The Aesthetics of Value course with Creative Inquiry, Interdisciplinary Arts professor, Cindy Shearer, offered another doorway that lead into a deeper space for the exploration of my arts heritage. The process of digging into the trunk of my arts heritage felt like doing an extensive search for my earliest known relative on Ancestry.com (which I have tried, in case you were wondering). Beginning at the beginning, I charted the path that led me to where I am today. Drawing was where it all started for me, as a kid in elementary school. I often daydreamed, and relished every opportunity I got to unleash my imagination and pour some of what I saw in my daydreams on to a sheet of paper. During that same time period, I was also introduced to writing as a way to express my thoughts and feelings. I resisted writing at first, feeling that it wasn't as interesting or as fun as drawing. However, it wasn't long before I was using both drawing and writing as outlets for my creativity. Going through and reliving the accomplishments and heartaches of my formative years regarding my arts endeavors, I was brought back to that place of past joys and discovered the how and why of what I do. It was about finding the simplest, most uncomplicated reason for making art: it made me happy, as cliché as that may be.

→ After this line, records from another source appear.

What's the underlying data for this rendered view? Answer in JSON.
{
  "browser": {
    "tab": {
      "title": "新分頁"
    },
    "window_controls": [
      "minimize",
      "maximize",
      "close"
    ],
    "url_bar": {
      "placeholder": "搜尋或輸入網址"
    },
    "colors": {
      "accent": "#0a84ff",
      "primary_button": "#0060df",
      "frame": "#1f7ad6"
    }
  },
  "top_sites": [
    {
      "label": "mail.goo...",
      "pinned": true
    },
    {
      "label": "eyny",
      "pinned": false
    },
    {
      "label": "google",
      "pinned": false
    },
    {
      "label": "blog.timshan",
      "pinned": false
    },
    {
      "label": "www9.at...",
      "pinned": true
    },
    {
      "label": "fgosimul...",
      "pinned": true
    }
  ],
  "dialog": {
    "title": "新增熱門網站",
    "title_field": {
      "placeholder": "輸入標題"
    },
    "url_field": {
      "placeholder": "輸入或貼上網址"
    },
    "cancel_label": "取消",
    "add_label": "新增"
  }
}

After having stopped drawing for a number of years—with little dips back into drawing, my “arts mother"—I focused most exclusively on my “arts father,” writing, which led me to CIIS. I've now returned to drawing while still using writing to express and also challenge myself. I also picked up other forms of expression along the way to CIIS, in music and film, and discovered the love affair that writing, music and film can have. Inquiring into my arts heritage took the question of What Do You Love beyond the fun factor: that is, it reintroduced me to what I am interested in with a more analytical and curious eye, in order to understand why. Merely identifying what I love doesn't go as far as figuring out why I’m drawn to what I love. For me, that's what Cindy Shearer’s Aesthetics of Value course has been about, too. Yes, these pieces of my arts heritage make me happy to explore, but they also test me, both consciously and unconsciously. In the end, I think that this is the task that artists choose in creating their art.